He came back seeing, but by this time, Jesus has disappeared. Jesus, in fact, disappears from the story for a long time.


Now the formerly blind man’s neighbors begin arguing. Was the man now standing before them actually the same man who was born blind? How could that be? The man says, “Yes, it is me!”“Well, who did it?” “Jesus.” “Well, where did he go?” “I don’t know.”

We have the man who is now able to see with his eyes, but not with his heart. He does not know the one who had sent him. 

Do we?

Sunday, March 29, 2020                                     5th Sunday in Lent

Scripture Lesson: Romans 8:6-11
Sermon Title: “What’s In Your Nest?”                                                                                                                                        The Rev. Dr. Larry R. Norris, Preaching

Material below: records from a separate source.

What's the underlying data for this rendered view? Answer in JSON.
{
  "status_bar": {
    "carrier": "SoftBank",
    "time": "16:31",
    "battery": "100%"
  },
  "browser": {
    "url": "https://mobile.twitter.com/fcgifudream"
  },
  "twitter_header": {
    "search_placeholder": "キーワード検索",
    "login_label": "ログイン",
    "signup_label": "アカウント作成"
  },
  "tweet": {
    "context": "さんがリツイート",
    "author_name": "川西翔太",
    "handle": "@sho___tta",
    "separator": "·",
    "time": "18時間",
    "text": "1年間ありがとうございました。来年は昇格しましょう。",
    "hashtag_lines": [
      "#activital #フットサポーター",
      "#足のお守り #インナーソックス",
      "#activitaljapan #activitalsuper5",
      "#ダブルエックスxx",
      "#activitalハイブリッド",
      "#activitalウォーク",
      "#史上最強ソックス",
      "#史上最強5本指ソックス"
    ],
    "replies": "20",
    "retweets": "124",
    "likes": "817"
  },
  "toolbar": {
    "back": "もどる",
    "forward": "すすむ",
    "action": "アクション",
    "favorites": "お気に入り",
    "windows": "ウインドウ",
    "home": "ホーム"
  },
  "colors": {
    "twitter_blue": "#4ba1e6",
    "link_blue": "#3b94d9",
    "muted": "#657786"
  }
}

We learn from Paul in the New Testament book of Romans that our personalities are not unlike two natures that live in one nest. One “nature pulls us to the things of this “world,” and the other “nature” pulls us toward the things of the “Spirit.” The question is, “Which nature are we nurturing?”

The real question before us this week is to explore the meaning of authentic spirituality. When Paul talks about the “flesh” and the “world,” he is talking about anything that puts God as less than top priority in our lives. In John 4, Jesus tells the woman at the well that he will give her a “spring of water gushing up to eternal life.”

What is this living water? One thing seems certain. Jesus is not talking about “religion.” He is showing us something
deeper and more significant, and that centers around a deep “spirituality” that empowers us to worship God “in spirit and in truth.”

Sunday, April 5, 2020                                                  Palm Sunday               (Holy Communion)
Scripture Lesson: Matthew 21:1-11
Sermon Title: “Where Are We In The Crowd?”                                                                                                                            The Rev. Dr. Larry R. Norris, Preaching

With Jesus’ entry into Jerusalem at the time of Passover we begin the final chapter of his life. He came into the Holy City at a time when it was packed with pilgrims. The streets were congested and the Temple was teeming with out-of-towners. There was always the possibility of trouble.

Demonstrations by protestors, mob violence, and even assassinations were all within the realm of possibility. Here comes Jesus riding into Jerusalem on a colt, and he is greeted like any other pilgrim at this time: “Blessed is the
one who comes in the name of the Lord” (John 12:13c).

We must be careful to avoid interpreting this event as some kind of shallow “marketing” stunt by Jesus to gain appeal. His convictions were motivated by an awareness of
scripture, history, and the cries of the crowd. Their voices echo their deep hope: “Hosanna,” which means “Save now!”